Richard Lichenstein Those of the opinion that sporting headphones even while walking on the road is cool, may have to give it a second thought, if they prefer to go by this analysis. According to scientists from the University of Maryland, incidence of grave injuries due to pedestrians wearing headphones has apparently increased by 3 folds since the last 6 years.

The accidents possibly occurred as the pedestrians could not hear the sound of the horns due to music buzzing in the headphones. The team scanned through nearly 116 accident cases that took place between 2004 and 2011, where an apparent link between headphones and accidents came forward.

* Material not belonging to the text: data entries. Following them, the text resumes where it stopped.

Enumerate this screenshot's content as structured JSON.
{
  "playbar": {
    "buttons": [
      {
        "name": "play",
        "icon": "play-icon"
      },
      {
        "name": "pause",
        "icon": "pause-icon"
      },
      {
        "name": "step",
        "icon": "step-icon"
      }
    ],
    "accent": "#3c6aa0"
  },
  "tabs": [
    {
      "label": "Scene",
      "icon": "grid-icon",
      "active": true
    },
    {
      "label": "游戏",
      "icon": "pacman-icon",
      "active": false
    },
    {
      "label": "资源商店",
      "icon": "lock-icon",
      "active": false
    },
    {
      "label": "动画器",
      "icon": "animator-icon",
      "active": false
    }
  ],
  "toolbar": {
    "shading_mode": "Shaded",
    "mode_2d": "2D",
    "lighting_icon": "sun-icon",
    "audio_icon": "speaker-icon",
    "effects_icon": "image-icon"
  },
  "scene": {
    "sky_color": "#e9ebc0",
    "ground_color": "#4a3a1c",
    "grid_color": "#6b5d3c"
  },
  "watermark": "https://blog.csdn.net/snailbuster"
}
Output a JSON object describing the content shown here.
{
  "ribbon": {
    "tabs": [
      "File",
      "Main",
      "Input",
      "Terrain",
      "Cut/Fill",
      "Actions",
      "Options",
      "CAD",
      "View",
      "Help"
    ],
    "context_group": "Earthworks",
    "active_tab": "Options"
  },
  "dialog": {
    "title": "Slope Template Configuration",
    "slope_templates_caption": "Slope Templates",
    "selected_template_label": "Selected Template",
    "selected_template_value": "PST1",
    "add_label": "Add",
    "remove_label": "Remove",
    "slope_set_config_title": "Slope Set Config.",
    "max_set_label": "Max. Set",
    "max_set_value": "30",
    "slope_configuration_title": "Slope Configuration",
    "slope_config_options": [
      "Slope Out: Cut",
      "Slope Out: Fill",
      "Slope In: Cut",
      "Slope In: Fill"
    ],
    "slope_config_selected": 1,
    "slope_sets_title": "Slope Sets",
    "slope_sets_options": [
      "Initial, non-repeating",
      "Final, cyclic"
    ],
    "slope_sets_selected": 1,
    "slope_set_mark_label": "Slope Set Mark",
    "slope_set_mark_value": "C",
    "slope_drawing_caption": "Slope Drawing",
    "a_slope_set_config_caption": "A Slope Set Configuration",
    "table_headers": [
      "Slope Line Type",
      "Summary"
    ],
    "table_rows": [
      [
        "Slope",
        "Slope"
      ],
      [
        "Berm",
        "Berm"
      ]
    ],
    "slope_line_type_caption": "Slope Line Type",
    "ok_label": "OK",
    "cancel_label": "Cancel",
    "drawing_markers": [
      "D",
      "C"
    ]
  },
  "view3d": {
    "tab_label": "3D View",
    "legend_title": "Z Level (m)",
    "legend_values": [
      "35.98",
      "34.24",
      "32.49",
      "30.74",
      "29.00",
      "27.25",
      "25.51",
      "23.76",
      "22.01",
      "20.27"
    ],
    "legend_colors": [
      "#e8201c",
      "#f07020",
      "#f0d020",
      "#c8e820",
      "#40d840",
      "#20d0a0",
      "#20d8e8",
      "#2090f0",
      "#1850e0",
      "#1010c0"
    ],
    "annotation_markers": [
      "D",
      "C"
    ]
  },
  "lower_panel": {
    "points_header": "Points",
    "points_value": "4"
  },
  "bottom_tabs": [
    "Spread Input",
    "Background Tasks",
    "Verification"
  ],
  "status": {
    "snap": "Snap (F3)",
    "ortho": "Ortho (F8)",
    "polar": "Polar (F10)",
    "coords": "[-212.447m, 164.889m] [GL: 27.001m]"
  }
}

Around 70% of the accidents led to death and around 55% of the occurrences were related to train or motor-vehicle crashes. Reportedly, the horns of these rides were being used before the accident took place. Cumulatively, the scientists felt that the rising number of accidents may be due to the growing popularity of acoustic technologies associated with headphones.

“Everybody is aware of the risk of cell phones and texting in automobiles, but I see more and more teens distracted with the latest devices and headphones in their ears,” cited lead author Richard Lichenstein, MD, associate professor of pediatrics at the University of Maryland School of Medicine

Two probable reasons came forth with regards to the accidents observed namely, distraction and sensory deprivation. The former also called inattentional blindness, is linked to disturbances caused by using electronic devices, while the latter is when the pedestrian is unable to hear the horn due to sounds produced in the gadget.

During collisions between a pedestrian and a vehicle, the individual is apparently exposed to both the aforesaid factors. This study ought to come as a warning bell for parents allowing children to wear headphones, while walking on the road, the investigators concluded.

The report is published in the journal, Injury Prevention.